And part of that is loving people wherever they’re at in their life journeys. For my 5th– and 6th-graders, it’s loving them through the growing pains of adolescence. For my college students and close friends, it’s loving them through their single journeys and big life decisions. For my family members, it’s loving them through all of life, no matter what they’re going through.
I’m not an expert on loving people, but I want to get better at it. I want people to know that I care about their souls, not just about checking a relationship box. I want people to feel that I see them, I love them, and that I’m there for them, even when I don’t have the answers.
And maybe if we started loving people better, we would judge them less and throw out fewer cliché responses. Maybe it would encourage us to be more vulnerable with one another – to step out of our shame closets and find hope in the circle of community that we have to offer. Maybe it would reveal the way that God loves us – unconditionally and permanently.
Maybe if we stopped being so busy and just looked into each other’s eyes over a cup of tea we’d see the beauty and the brokenness of our souls. And we’d find what true love actually looks like. Not cheap gifts that get thrown away after a few days. Not cheap words that aren’t backed by any action. Not the cheap movie montage with a pretty soundtrack.
But fierce love that says, “I’m here. I care. And I won’t give up on you.”
That’s the kind of love we all need more of – married and single people alike. And we need it every day, not just on Valentine’s Day. But what a precious reminder this holiday is of that kind of needed love.
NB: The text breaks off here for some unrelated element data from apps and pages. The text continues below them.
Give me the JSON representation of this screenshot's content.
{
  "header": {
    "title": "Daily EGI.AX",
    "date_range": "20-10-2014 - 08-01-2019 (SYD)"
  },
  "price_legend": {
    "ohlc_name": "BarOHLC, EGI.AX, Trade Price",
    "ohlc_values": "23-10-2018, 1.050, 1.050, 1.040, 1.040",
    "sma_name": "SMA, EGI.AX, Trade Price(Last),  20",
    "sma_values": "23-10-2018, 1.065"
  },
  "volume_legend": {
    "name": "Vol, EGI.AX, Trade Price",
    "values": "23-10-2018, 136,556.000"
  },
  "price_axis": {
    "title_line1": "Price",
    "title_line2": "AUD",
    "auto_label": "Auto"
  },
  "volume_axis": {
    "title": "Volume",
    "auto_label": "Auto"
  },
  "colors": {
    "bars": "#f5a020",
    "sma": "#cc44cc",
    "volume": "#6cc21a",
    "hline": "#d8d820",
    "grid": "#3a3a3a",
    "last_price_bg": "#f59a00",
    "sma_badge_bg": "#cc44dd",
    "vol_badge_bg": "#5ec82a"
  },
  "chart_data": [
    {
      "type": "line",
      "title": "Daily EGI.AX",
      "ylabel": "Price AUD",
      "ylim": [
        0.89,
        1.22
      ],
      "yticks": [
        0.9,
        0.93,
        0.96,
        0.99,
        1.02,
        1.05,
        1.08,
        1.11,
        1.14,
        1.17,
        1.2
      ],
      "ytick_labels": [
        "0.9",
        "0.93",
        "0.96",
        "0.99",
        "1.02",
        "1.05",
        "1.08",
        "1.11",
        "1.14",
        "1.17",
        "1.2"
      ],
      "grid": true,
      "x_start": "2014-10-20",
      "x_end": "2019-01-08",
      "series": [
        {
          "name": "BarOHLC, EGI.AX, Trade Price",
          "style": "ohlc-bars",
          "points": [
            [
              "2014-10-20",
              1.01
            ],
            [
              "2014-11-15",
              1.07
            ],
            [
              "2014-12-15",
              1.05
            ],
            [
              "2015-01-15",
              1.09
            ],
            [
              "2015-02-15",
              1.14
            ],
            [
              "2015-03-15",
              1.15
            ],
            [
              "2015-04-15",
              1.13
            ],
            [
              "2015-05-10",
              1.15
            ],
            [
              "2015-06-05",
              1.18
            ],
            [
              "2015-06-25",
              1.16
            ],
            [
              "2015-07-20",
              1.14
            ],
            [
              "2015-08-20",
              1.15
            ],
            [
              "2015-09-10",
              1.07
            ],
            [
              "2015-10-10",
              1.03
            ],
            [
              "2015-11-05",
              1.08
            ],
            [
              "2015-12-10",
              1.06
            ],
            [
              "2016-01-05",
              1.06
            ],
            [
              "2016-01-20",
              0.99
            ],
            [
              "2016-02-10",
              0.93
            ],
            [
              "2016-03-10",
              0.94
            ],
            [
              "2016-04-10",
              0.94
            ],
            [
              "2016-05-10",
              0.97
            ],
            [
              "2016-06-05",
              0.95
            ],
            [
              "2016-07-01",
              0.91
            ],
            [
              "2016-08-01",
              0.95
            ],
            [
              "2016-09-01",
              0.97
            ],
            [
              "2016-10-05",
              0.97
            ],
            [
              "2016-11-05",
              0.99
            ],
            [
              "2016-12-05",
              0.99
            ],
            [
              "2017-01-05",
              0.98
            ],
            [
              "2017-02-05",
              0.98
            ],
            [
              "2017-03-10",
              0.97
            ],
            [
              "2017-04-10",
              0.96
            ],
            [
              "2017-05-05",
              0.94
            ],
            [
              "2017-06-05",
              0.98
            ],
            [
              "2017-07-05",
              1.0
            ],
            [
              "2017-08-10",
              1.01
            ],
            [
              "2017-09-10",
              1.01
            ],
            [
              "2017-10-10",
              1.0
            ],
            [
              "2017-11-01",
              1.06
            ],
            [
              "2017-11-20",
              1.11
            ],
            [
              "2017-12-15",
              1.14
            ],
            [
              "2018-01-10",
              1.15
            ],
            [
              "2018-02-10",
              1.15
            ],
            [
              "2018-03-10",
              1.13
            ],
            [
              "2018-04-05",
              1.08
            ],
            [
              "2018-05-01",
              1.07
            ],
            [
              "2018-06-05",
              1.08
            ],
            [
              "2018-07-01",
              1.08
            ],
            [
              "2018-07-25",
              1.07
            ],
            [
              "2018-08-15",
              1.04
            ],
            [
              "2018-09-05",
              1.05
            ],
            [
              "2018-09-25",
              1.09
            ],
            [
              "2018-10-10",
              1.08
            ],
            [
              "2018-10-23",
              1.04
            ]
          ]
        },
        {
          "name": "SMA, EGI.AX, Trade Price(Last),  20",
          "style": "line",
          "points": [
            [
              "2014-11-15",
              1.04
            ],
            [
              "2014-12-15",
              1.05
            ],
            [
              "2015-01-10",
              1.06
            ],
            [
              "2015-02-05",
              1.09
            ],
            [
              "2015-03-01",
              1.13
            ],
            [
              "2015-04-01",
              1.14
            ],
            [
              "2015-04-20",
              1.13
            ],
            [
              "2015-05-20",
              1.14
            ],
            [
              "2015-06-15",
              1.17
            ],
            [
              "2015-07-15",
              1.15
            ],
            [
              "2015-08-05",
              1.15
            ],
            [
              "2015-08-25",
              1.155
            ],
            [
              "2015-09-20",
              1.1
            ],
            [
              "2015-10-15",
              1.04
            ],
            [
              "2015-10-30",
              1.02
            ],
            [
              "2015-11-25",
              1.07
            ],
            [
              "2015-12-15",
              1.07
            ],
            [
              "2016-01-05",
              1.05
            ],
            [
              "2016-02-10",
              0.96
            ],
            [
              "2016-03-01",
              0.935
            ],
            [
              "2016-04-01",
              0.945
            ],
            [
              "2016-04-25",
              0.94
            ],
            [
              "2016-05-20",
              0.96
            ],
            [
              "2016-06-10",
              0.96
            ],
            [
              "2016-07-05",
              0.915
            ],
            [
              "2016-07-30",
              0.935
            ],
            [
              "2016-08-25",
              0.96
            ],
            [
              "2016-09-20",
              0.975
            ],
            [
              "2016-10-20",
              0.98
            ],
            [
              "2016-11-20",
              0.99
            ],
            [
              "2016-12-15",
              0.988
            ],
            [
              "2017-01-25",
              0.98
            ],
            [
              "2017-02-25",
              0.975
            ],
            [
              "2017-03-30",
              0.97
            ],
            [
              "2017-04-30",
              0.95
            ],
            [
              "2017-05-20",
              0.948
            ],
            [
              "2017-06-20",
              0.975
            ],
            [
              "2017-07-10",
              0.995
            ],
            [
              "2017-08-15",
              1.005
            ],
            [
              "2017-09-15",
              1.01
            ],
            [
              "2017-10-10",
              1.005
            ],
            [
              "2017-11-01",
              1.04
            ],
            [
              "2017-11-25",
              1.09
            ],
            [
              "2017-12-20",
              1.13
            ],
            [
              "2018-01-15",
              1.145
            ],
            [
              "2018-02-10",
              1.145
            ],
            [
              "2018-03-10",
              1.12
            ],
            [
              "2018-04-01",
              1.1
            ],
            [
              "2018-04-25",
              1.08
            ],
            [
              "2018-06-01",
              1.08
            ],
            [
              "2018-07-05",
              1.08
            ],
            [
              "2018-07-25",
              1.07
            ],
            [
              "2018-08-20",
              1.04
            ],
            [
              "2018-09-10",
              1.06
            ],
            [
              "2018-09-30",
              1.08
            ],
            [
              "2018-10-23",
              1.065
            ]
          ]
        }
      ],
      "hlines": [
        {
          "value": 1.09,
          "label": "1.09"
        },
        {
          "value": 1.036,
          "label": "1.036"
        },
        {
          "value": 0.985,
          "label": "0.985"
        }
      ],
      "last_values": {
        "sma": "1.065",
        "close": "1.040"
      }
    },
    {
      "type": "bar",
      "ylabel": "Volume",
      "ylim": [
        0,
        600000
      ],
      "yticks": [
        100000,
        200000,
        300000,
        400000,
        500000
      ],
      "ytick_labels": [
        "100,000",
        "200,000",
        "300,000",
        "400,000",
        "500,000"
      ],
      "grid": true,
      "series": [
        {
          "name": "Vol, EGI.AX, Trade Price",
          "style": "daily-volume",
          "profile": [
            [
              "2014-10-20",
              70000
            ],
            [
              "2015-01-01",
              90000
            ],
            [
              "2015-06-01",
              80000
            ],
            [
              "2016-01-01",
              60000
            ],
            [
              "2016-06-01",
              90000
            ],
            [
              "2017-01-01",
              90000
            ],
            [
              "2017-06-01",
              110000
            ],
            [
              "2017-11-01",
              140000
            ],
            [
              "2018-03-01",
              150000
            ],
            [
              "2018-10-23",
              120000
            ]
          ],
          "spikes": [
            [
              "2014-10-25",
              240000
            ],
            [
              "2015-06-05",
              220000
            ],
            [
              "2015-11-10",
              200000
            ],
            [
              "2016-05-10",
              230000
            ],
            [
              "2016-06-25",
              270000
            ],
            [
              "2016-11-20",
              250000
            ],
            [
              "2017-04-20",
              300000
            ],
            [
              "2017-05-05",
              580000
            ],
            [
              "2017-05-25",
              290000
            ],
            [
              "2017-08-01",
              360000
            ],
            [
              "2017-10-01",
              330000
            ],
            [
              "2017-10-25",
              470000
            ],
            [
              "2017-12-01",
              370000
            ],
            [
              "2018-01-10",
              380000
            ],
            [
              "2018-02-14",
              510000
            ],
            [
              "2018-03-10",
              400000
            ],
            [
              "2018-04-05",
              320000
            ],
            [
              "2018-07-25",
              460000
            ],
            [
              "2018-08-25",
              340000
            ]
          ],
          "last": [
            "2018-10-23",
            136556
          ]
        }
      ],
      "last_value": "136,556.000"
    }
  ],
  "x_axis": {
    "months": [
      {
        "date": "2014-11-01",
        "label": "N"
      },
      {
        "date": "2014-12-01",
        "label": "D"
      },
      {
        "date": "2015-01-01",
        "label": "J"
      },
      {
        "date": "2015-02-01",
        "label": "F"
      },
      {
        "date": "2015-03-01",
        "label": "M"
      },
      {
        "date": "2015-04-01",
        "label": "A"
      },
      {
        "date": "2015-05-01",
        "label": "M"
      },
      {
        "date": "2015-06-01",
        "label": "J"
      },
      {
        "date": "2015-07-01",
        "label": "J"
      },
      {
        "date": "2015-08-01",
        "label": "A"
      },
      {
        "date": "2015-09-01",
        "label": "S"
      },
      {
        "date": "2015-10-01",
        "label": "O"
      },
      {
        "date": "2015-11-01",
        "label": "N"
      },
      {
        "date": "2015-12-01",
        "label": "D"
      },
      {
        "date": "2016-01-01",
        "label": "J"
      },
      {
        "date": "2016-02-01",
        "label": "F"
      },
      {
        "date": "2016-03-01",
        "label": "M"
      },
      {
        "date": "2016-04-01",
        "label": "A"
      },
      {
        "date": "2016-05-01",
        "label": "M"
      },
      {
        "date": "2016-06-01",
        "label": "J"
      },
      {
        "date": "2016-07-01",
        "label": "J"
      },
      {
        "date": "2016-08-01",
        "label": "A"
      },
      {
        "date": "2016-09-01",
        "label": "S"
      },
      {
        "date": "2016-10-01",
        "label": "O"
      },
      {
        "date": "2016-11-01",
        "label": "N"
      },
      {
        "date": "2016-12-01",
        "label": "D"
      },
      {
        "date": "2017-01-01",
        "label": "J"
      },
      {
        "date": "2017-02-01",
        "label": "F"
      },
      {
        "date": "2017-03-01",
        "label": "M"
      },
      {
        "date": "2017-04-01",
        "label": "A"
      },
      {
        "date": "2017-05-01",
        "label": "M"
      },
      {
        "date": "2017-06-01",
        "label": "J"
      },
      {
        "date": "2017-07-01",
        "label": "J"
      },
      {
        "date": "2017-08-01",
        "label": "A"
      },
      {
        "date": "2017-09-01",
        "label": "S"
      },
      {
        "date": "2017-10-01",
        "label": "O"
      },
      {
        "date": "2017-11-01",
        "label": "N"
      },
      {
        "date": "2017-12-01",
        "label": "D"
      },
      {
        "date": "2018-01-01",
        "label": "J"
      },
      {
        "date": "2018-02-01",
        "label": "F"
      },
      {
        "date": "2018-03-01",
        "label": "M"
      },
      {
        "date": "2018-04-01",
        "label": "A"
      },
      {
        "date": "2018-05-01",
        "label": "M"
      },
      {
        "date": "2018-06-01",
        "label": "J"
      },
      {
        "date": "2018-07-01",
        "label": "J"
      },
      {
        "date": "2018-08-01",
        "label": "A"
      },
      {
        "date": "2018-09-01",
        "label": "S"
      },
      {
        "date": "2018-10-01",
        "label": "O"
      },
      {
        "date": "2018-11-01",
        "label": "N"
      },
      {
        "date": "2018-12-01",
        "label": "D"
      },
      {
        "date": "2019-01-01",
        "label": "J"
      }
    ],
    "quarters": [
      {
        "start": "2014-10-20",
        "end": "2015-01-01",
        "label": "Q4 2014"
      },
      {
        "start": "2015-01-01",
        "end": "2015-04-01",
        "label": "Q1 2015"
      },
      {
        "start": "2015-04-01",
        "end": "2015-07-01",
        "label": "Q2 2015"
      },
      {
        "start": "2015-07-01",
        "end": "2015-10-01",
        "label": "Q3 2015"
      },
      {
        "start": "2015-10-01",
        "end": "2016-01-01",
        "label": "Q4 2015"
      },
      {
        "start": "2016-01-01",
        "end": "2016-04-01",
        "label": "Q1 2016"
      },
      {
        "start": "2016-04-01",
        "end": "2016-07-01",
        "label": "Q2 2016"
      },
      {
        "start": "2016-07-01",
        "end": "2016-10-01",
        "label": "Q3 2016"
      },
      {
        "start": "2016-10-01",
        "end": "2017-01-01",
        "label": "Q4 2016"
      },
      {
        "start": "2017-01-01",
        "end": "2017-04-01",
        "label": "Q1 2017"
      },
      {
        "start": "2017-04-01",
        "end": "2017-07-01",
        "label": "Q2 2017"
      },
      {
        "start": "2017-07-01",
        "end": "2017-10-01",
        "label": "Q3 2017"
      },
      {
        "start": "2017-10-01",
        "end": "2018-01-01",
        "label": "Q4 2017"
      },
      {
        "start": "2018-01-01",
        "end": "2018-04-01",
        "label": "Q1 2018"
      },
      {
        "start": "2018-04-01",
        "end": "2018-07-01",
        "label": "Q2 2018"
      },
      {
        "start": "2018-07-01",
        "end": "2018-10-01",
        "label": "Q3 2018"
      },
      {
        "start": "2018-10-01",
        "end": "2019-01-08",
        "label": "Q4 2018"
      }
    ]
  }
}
May we look past the plastic red hearts and the freakishly giant teddy bears and find the kind of love we’re all craving the most – God’s love displayed through genuine people who keep showing up for each other day in and day out.
That’s what I really want for Valentine’s Day.
And I pray that I can be used as that very gift to others for the glory of God.